SS Why do you pair the crate sculptures with the nocturnal gouaches of parking lots and footsteps in the snow?
DB For me, the binary that mirrored the windows and flowers was parking lots and women’s eyes. I’m still feeling a little inarticulate about why that relationship seems to work, except to say that it feels completely right. The pairing of sculpture and painting almost always works best when juxtaposing work made over the same time span. Of course now, the sculpture physically includes the painting.
SS It’s curious that you’ve paired these newer, more domestic-seeming sculptures with images of being out on the dark, lonely road. Somehow I think of Godard.
DB Or David Lynch’s Lost Highway. The painted line on pavement must be the most ubiquitous landscape painting in the world. I wasn’t thinking of Ruscha, but now his parking lots come to mind.
SS One difference between your work and his is telling: your images depict the camera’s flash or the sweep of headlights, two very particular kinds of illumination that make the viewer instantly aware of the person behind the light.
DB I’ve always been aware of point of view. I think a lot about where I’m looking from, especially in the paintings. When asked why I paint the things I do, especially the still lifes, invariably the answer is that these are the things within the reach of my arm: a drink, a cigarette pack, a paperback. And I’ve painted them from my own tabletop perspective.

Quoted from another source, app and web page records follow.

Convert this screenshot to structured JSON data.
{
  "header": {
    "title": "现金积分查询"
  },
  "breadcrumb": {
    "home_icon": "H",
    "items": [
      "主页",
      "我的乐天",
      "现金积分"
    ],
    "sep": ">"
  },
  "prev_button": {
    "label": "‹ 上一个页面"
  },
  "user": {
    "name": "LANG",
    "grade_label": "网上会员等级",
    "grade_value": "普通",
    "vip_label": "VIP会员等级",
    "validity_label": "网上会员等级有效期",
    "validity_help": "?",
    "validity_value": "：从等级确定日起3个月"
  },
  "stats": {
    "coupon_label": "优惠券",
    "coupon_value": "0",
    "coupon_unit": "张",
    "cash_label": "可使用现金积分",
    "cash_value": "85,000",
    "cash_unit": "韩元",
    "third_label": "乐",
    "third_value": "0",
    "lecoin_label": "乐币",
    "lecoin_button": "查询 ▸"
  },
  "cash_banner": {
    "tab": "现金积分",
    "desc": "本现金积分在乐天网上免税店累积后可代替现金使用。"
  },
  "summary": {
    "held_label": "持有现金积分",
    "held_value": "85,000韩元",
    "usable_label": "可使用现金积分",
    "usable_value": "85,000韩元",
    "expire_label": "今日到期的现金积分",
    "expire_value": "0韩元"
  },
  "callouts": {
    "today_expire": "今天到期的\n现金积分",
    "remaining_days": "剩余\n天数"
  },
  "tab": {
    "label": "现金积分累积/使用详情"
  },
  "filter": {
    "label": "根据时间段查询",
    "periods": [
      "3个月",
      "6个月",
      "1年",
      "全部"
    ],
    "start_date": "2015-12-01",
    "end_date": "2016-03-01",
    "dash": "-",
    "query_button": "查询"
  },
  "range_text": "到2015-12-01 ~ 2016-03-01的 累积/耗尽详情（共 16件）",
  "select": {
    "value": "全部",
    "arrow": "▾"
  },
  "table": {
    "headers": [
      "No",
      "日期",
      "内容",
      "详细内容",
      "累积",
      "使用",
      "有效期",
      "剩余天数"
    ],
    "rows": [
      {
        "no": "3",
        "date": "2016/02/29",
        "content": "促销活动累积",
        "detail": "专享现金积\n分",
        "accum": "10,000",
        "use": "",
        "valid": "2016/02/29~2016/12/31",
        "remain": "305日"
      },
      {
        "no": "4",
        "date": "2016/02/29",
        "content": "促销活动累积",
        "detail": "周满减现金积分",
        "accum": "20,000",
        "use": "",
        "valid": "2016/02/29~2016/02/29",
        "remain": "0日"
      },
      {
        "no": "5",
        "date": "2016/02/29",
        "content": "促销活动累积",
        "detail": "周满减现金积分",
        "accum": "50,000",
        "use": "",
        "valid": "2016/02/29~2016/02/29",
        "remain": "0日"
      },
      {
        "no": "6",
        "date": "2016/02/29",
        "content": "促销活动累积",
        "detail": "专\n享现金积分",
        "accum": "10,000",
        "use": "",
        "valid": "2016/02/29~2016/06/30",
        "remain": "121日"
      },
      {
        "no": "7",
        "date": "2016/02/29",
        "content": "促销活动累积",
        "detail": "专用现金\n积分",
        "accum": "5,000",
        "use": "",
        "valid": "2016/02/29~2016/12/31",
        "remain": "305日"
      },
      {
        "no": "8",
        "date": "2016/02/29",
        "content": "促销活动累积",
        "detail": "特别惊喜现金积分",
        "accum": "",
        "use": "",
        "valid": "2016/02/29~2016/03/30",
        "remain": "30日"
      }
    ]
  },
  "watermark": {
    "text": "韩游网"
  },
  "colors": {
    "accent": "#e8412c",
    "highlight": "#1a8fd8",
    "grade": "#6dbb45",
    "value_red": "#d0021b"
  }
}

SS Do you think of these images—or of your work more broadly—as diaristic?
DB I do. There is something of a self-portrait that emerges in linking together a series of subjects and themes. It’s fictionalized, of course, and some of the earlier work indicates I’m some sort of noirish guy, and that’s a little embarrassing. Probably more interesting is the stuff that isn’t premeditated but gets revealed to me after the fact. For example, I used to wear extremely thick glasses—some portion of my childhood was taken up with eye exercises—so I’m sure there is a connection between those eyeglasses and the paintings of eyes and my fascination with windows. It’s not impossible to think that I’m a visual artist simply because of all the time I spent just trying to make my eyes perform, to see correctly.
SS Do you think of your artwork as bringing order to the random profusion of everyday life?
DB I’m not so sure I want to order the everyday as much as I want to glorify it on the one hand and escape it on the other. Paying close attention to anything—and painting is one way of doing that—makes it attractive and interesting. One of the reasons I sometimes paint cocktails is because I love them; they take me away, and I’m not above cheap transcendence. I have a desire for a kind of perfect emptiness even though that’s unattainable, at least until I croak.